Post-traumatic Stress Disorder (PTSD)

Post-traumatic stress disorder (PTSD) is an anxiety disorder that is typically triggered by a traumatic event or series of events and is without question one of the most common impairments that prevents individuals from being able to work full-time jobs. PTSD can result from a number of different kinds of traumatic events, including but not limited to car accidents, sexual trauma, childhood abuse, domestic violence, work accidents, verbal and emotional abuse, combat trauma, or witnessing the death or serious injury of another person, including a family member, friend, or even an unknown individual. Symptoms of PTSD can be totally and permanently disabling. According to Mayo Clinic, some of the most common symptoms of post-traumatic stress disorder are as follows:

- Recurrent, unwanted distressing memories of the traumatic event
– Reliving the traumatic event as if it were happening again (flashbacks)
– Upsetting dreams about the traumatic event
– Severe emotional distress or physical reactions to something that reminds you of the event
– Trying to avoid thinking or talking about the traumatic event
– Avoiding places, activities or people that remind you of the traumatic event
– Negative feelings about yourself or other people
– Inability to experience positive emotions
– Feeling emotionally numb
– Lack of interest in activities you once enjoyed
– Hopelessness about the future
– Memory problems, including not remembering important aspects of the traumatic event
– Difficulty maintaining close relationships
– Irritability, angry outbursts or aggressive behavior
– Always being on guard for danger
– Overwhelming guilt or shame
– Self-destructive behavior, such as drinking too much or driving too fast
– Trouble concentrating
– Trouble sleeping
– Being easily startled or frightened

Depending on the severity of the symptoms caused by your PTSD, you may be unable to sustain any form of substantially gainful employment. Many people who suffer from PTSD are unable to interact with the public, coworkers, and supervisors and are unable to attend work consistently due to severe emotional distress and a constant state of hypervigilance. Obviously, individuals suffering from these symptoms are unable to work and should file for Social Security disability benefits if they are otherwise eligible for either SSI or SSDI.

Contact Us

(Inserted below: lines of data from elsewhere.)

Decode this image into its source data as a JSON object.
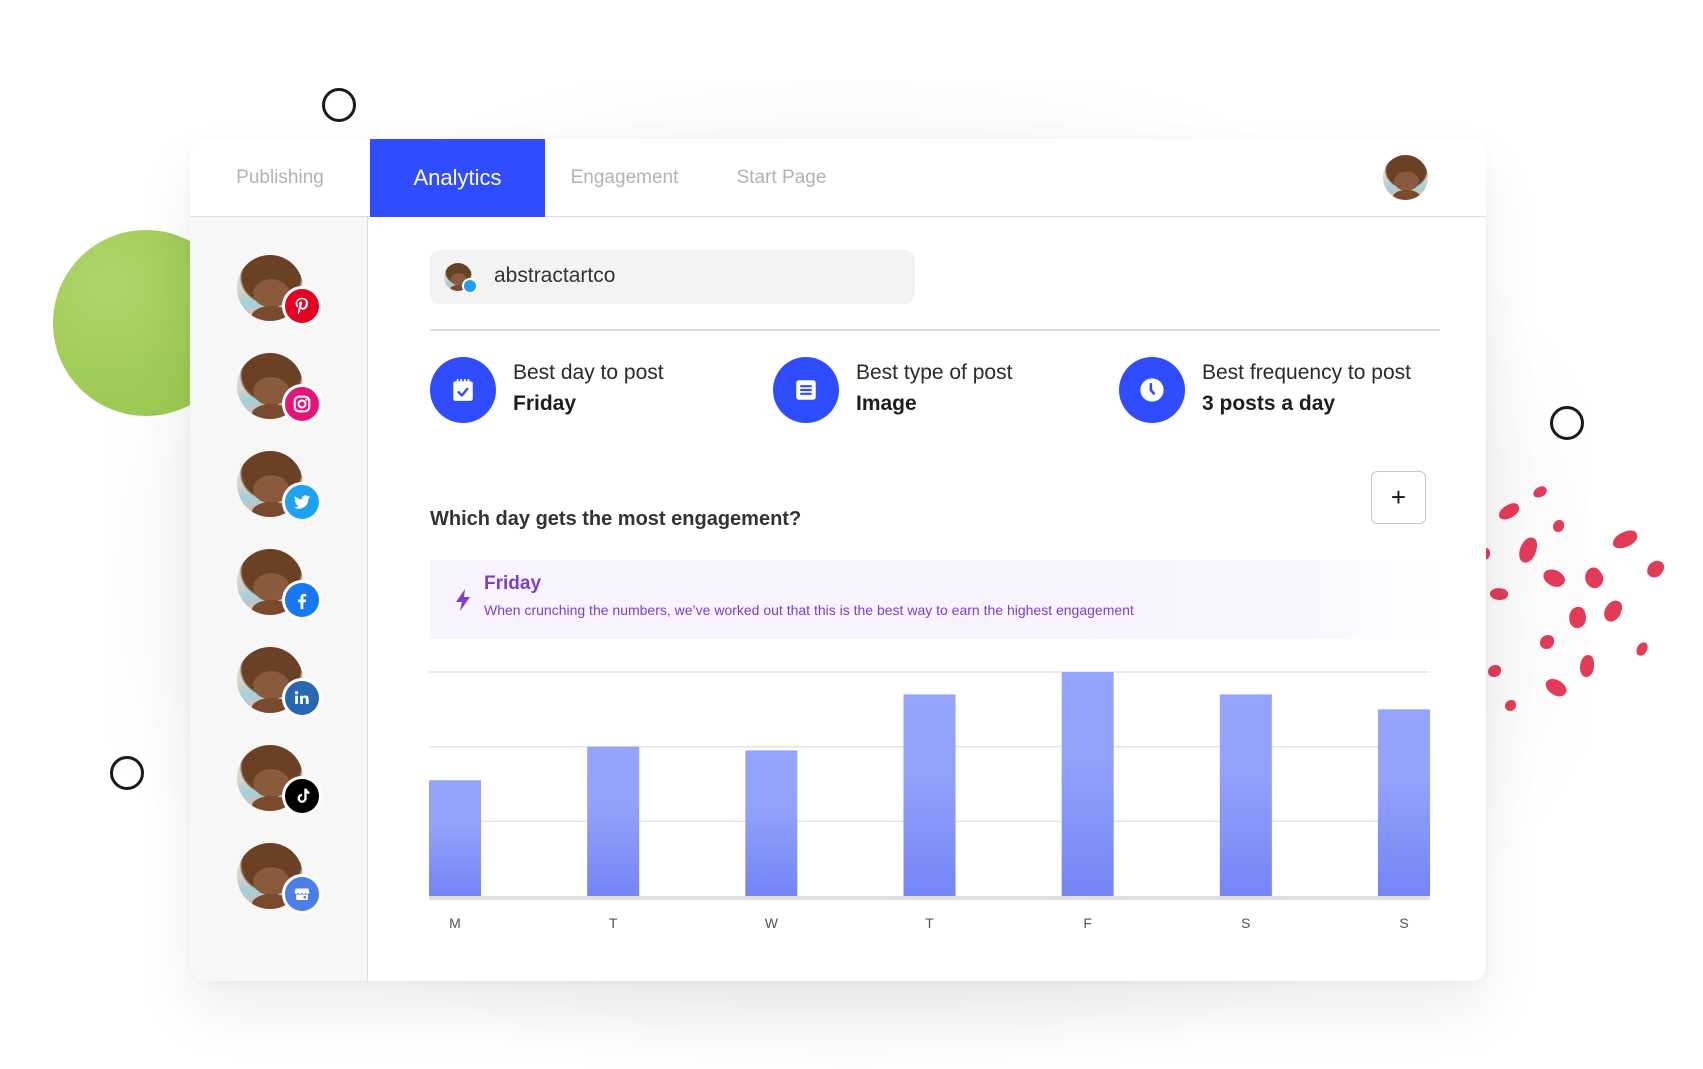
{
  "nav": {
    "tabs": [
      {
        "label": "Publishing",
        "active": false
      },
      {
        "label": "Analytics",
        "active": true
      },
      {
        "label": "Engagement",
        "active": false
      },
      {
        "label": "Start Page",
        "active": false
      }
    ]
  },
  "sidebar": {
    "channels": [
      {
        "network": "pinterest",
        "icon": "pinterest-icon",
        "color": "#e60023"
      },
      {
        "network": "instagram",
        "icon": "instagram-icon",
        "color": "#e4157a"
      },
      {
        "network": "twitter",
        "icon": "twitter-icon",
        "color": "#1da1f2"
      },
      {
        "network": "facebook",
        "icon": "facebook-icon",
        "color": "#1877f2"
      },
      {
        "network": "linkedin",
        "icon": "linkedin-icon",
        "color": "#2867b2"
      },
      {
        "network": "tiktok",
        "icon": "tiktok-icon",
        "color": "#000000"
      },
      {
        "network": "google-business",
        "icon": "storefront-icon",
        "color": "#4a7ee8"
      }
    ]
  },
  "account": {
    "name": "abstractartco",
    "network": "twitter"
  },
  "stats": [
    {
      "label": "Best day to post",
      "value": "Friday",
      "icon": "calendar-check-icon"
    },
    {
      "label": "Best type of post",
      "value": "Image",
      "icon": "document-icon"
    },
    {
      "label": "Best frequency to post",
      "value": "3 posts a day",
      "icon": "clock-icon"
    }
  ],
  "engagement": {
    "question": "Which day gets the most engagement?",
    "add_label": "+",
    "insight_title": "Friday",
    "insight_text": "When crunching the numbers, we’ve worked out that this is the best way to earn the highest engagement"
  },
  "colors": {
    "accent": "#2f4cff",
    "bar_top": "#95a4fa",
    "bar_bottom": "#7385f7",
    "insight_text": "#7d3fc7"
  },
  "chart_data": {
    "type": "bar",
    "title": "Which day gets the most engagement?",
    "categories": [
      "M",
      "T",
      "W",
      "T",
      "F",
      "S",
      "S"
    ],
    "values": [
      1.55,
      2.0,
      1.95,
      2.7,
      3.0,
      2.7,
      2.5
    ],
    "xlabel": "",
    "ylabel": "",
    "ylim": [
      0,
      3
    ],
    "grid": true,
    "gridlines": 3,
    "legend": "none"
  }
}
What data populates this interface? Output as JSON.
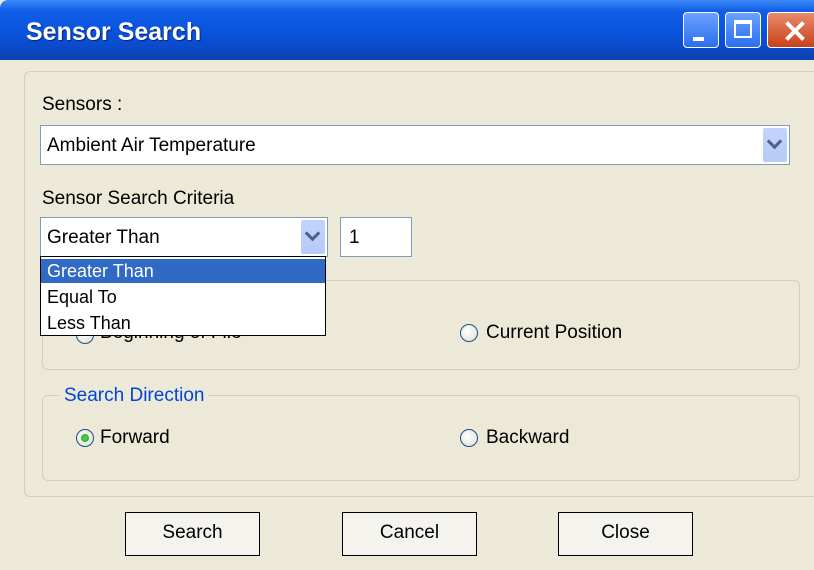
{
  "window": {
    "title": "Sensor Search"
  },
  "sensors": {
    "label": "Sensors :",
    "selected": "Ambient Air Temperature"
  },
  "criteria": {
    "label": "Sensor Search Criteria",
    "selected": "Greater Than",
    "value": "1",
    "options": [
      "Greater Than",
      "Equal To",
      "Less Than"
    ]
  },
  "search_from": {
    "option_beginning": "Beginning of File",
    "option_current": "Current Position"
  },
  "search_direction": {
    "label": "Search Direction",
    "option_forward": "Forward",
    "option_backward": "Backward",
    "selected": "Forward"
  },
  "buttons": {
    "search": "Search",
    "cancel": "Cancel",
    "close": "Close"
  }
}
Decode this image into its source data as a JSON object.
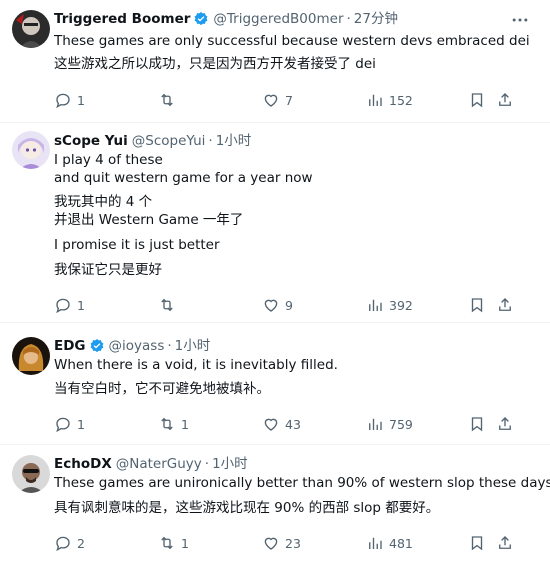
{
  "tweets": [
    {
      "name": "Triggered Boomer",
      "verified": true,
      "handle": "@TriggeredB00mer",
      "time": "27分钟",
      "lines": [
        "These games are only successful because western devs embraced dei",
        "这些游戏之所以成功，只是因为西方开发者接受了 dei"
      ],
      "replies": "1",
      "retweets": "",
      "likes": "7",
      "views": "152"
    },
    {
      "name": "sCope Yui",
      "verified": false,
      "handle": "@ScopeYui",
      "time": "1小时",
      "lines": [
        "I play 4 of these",
        "and quit western game for a year now",
        "我玩其中的 4 个",
        "并退出 Western Game 一年了",
        "I promise it is just better",
        "我保证它只是更好"
      ],
      "replies": "1",
      "retweets": "",
      "likes": "9",
      "views": "392"
    },
    {
      "name": "EDG",
      "verified": true,
      "handle": "@ioyass",
      "time": "1小时",
      "lines": [
        "When there is a void, it is inevitably filled.",
        "当有空白时，它不可避免地被填补。"
      ],
      "replies": "1",
      "retweets": "1",
      "likes": "43",
      "views": "759"
    },
    {
      "name": "EchoDX",
      "verified": false,
      "handle": "@NaterGuyy",
      "time": "1小时",
      "lines": [
        "These games are unironically better than 90% of western slop these days.",
        "具有讽刺意味的是，这些游戏比现在 90% 的西部 slop 都要好。"
      ],
      "replies": "2",
      "retweets": "1",
      "likes": "23",
      "views": "481"
    }
  ],
  "colors": {
    "text": "#0f1419",
    "secondary": "#536471",
    "verified": "#1d9bf0",
    "divider": "#eff3f4"
  },
  "icons": [
    "reply-icon",
    "retweet-icon",
    "like-icon",
    "views-icon",
    "bookmark-icon",
    "share-icon",
    "more-icon",
    "verified-badge-icon"
  ]
}
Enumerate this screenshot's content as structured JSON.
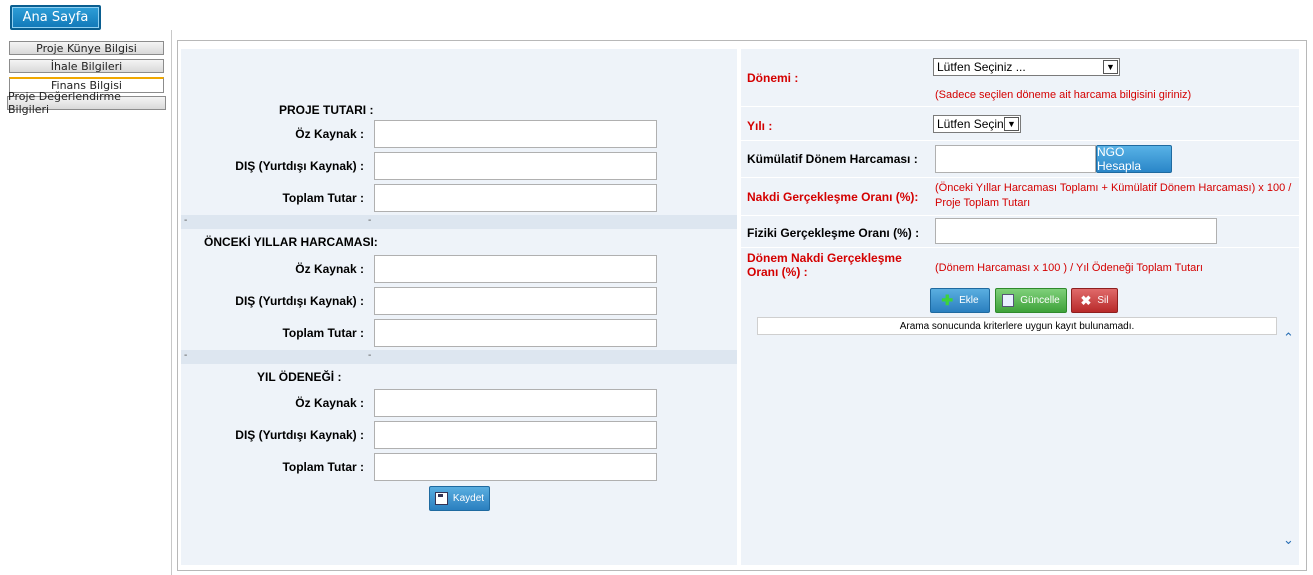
{
  "nav": {
    "home": "Ana Sayfa",
    "items": [
      "Proje Künye Bilgisi",
      "İhale Bilgileri",
      "Finans Bilgisi",
      "Proje Değerlendirme Bilgileri"
    ]
  },
  "left": {
    "sections": [
      {
        "title": "PROJE TUTARI :",
        "fields": [
          "Öz Kaynak :",
          "DIŞ (Yurtdışı Kaynak) :",
          "Toplam Tutar :"
        ]
      },
      {
        "title": "ÖNCEKİ YILLAR HARCAMASI:",
        "fields": [
          "Öz Kaynak :",
          "DIŞ (Yurtdışı Kaynak) :",
          "Toplam Tutar :"
        ]
      },
      {
        "title": "YIL ÖDENEĞİ :",
        "fields": [
          "Öz Kaynak :",
          "DIŞ (Yurtdışı Kaynak) :",
          "Toplam Tutar :"
        ]
      }
    ],
    "divider_mark": "-",
    "save_label": "Kaydet"
  },
  "right": {
    "donem_label": "Dönemi :",
    "donem_value": "Lütfen Seçiniz ...",
    "donem_hint": "(Sadece seçilen döneme ait harcama bilgisini giriniz)",
    "yil_label": "Yılı :",
    "yil_value": "Lütfen Seçiniz",
    "kumulatif_label": "Kümülatif Dönem Harcaması :",
    "ngo_button": "NGO Hesapla",
    "nakdi_label": "Nakdi Gerçekleşme Oranı (%):",
    "nakdi_formula": "(Önceki Yıllar Harcaması Toplamı + Kümülatif Dönem Harcaması) x 100 / Proje Toplam Tutarı",
    "fiziki_label": "Fiziki Gerçekleşme Oranı (%) :",
    "donem_nakdi_label": "Dönem Nakdi Gerçekleşme Oranı (%) :",
    "donem_nakdi_formula": "(Dönem Harcaması x 100 ) / Yıl Ödeneği Toplam Tutarı",
    "add_label": "Ekle",
    "update_label": "Güncelle",
    "delete_label": "Sil",
    "empty_message": "Arama sonucunda kriterlere uygun kayıt bulunamadı."
  },
  "colors": {
    "accent": "#1178b8",
    "red": "#d40000",
    "panel_bg": "#eef3f9"
  }
}
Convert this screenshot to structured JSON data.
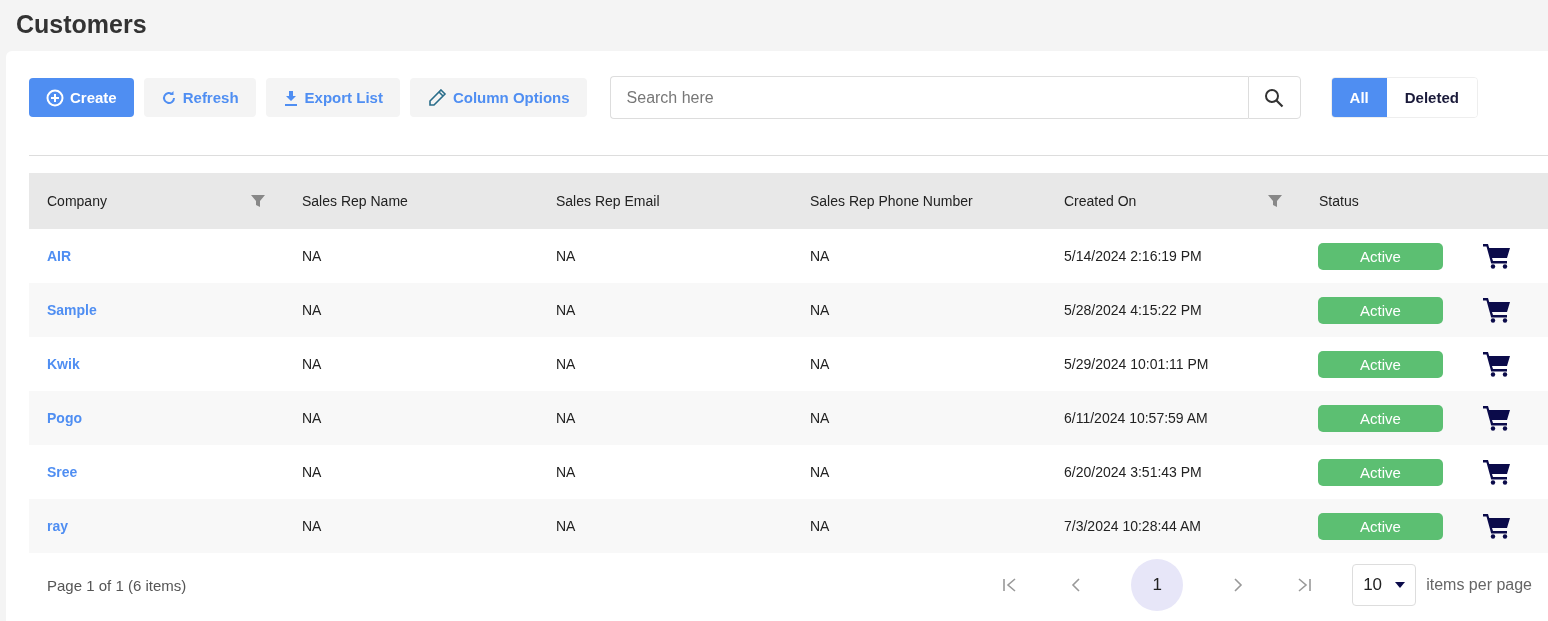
{
  "page": {
    "title": "Customers"
  },
  "toolbar": {
    "buttons": [
      {
        "kind": "create",
        "label": "Create"
      },
      {
        "kind": "refresh",
        "label": "Refresh"
      },
      {
        "kind": "export",
        "label": "Export List"
      },
      {
        "kind": "columns",
        "label": "Column Options"
      }
    ]
  },
  "search": {
    "placeholder": "Search here"
  },
  "filter_tabs": [
    {
      "label": "All",
      "selected": true
    },
    {
      "label": "Deleted",
      "selected": false
    }
  ],
  "table": {
    "columns": [
      {
        "label": "Company",
        "filterable": true
      },
      {
        "label": "Sales Rep Name",
        "filterable": false
      },
      {
        "label": "Sales Rep Email",
        "filterable": false
      },
      {
        "label": "Sales Rep Phone Number",
        "filterable": false
      },
      {
        "label": "Created On",
        "filterable": true
      },
      {
        "label": "Status",
        "filterable": false
      }
    ],
    "rows": [
      {
        "company": "AIR",
        "rep_name": "NA",
        "rep_email": "NA",
        "rep_phone": "NA",
        "created_on": "5/14/2024 2:16:19 PM",
        "status": "Active"
      },
      {
        "company": "Sample",
        "rep_name": "NA",
        "rep_email": "NA",
        "rep_phone": "NA",
        "created_on": "5/28/2024 4:15:22 PM",
        "status": "Active"
      },
      {
        "company": "Kwik",
        "rep_name": "NA",
        "rep_email": "NA",
        "rep_phone": "NA",
        "created_on": "5/29/2024 10:01:11 PM",
        "status": "Active"
      },
      {
        "company": "Pogo",
        "rep_name": "NA",
        "rep_email": "NA",
        "rep_phone": "NA",
        "created_on": "6/11/2024 10:57:59 AM",
        "status": "Active"
      },
      {
        "company": "Sree",
        "rep_name": "NA",
        "rep_email": "NA",
        "rep_phone": "NA",
        "created_on": "6/20/2024 3:51:43 PM",
        "status": "Active"
      },
      {
        "company": "ray",
        "rep_name": "NA",
        "rep_email": "NA",
        "rep_phone": "NA",
        "created_on": "7/3/2024 10:28:44 AM",
        "status": "Active"
      }
    ]
  },
  "pager": {
    "info": "Page 1 of 1 (6 items)",
    "pages": [
      {
        "label": "1",
        "selected": true
      }
    ],
    "page_size": "10",
    "page_size_label": "items per page"
  }
}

If you have been diagnosed with PTSD and are currently unable to work due to the severity of your PTSD symptoms, please contact our office for a free evaluation of your claim for Social Security disability benefits. One of our attorneys will be available to answer all of your questions and help you better understand your eligibility for disability benefits.